Meet Inspiring Speakers and Experts at our 3000+ Global Annual Meetings

Contact Us

Agri, Food, Aqua and Veterinary Science Journals

Dr. Krish

[email protected]

1-702-714-7001 Extn: 9040

Clinical and Biochemistry Journals

Datta A

[email protected]

1-702-714-7001Extn: 9037

Business & Management Journals

Ronald

[email protected]

1-702-714-7001Extn: 9042

Chemical Engineering and Chemistry Journals

Gabriel Shaw

[email protected]

1-702-714-7001 Extn: 9040

Earth & Environmental Sciences

Katie Wilson

[email protected]

1-702-714-7001Extn: 9042

Engineering Journals

James Franklin

[email protected]

1-702-714-7001Extn: 9042

General Science and Health care Journals

Andrea Jason

[email protected]

1-702-714-7001Extn: 9043

Genetics and Molecular Biology Journals

Anna Melissa

[email protected]

1-702-714-7001 Extn: 9006

Immunology & Microbiology Journals

David Gorantl

[email protected]

1-702-714-7001Extn: 9014

Informatics Journals

Stephanie Skinner

[email protected]

1-702-714-7001Extn: 9039

Material Sciences Journals

Rachle Green

[email protected]

1-702-714-7001Extn: 9039

Mathematics and Physics Journals

Jim Willison

[email protected]

1-702-714-7001 Extn: 9042

Medical Journals

Nimmi Anna

[email protected]

1-702-714-7001 Extn: 9038

Neuroscience & Psychology Journals

Nathan T

[email protected]

1-702-714-7001Extn: 9041

Pharmaceutical Sciences Journals

John Behannon

[email protected]

1-702-714-7001Extn: 9007

Social & Political Science Journals

Steve Harry

[email protected]

1-702-714-7001 Extn: 9042

 
© 2008-2017 OMICS International - Open Access Publisher.
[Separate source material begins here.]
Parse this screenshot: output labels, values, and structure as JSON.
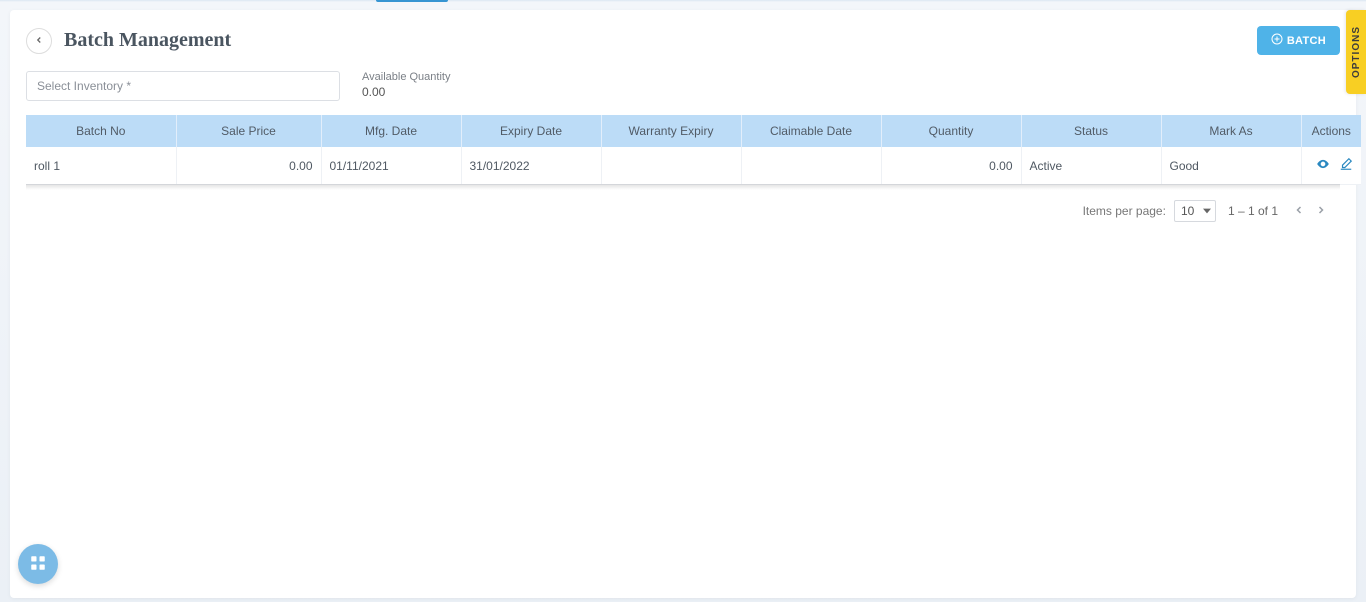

Best viewed in Mozilla Firefox | Google Chrome | Above IE 7.0 version
adwords